Task details >> The reply has to be a number alone, equal to how many lines in the entries below hold the string "border".

BEGIN Given data

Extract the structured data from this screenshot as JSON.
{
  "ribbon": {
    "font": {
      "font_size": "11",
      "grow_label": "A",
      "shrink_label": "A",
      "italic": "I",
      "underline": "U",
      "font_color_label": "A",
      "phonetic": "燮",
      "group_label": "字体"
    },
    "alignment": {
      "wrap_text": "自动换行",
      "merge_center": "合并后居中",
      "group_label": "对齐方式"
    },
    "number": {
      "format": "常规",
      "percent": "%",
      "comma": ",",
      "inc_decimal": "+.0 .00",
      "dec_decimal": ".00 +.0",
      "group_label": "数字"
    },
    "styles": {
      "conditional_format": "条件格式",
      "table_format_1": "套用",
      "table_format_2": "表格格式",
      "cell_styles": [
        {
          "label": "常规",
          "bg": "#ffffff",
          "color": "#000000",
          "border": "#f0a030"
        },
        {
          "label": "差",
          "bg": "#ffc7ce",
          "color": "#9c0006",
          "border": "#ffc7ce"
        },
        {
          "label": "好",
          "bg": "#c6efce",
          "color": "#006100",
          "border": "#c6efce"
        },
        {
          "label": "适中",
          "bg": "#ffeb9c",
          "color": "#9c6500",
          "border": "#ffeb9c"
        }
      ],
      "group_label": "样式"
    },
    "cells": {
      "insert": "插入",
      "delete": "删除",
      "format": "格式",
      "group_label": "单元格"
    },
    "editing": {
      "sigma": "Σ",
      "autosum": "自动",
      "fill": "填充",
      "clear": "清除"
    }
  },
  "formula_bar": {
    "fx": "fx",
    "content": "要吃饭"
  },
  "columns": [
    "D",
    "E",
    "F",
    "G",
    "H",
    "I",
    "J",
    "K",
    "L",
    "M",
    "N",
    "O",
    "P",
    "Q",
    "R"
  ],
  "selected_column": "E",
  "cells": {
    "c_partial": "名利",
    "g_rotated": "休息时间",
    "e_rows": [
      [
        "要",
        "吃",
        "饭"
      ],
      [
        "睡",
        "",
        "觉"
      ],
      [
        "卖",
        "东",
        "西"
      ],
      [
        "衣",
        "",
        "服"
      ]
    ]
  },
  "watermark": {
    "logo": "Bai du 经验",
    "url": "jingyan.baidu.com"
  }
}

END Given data

Exercise solution >> 4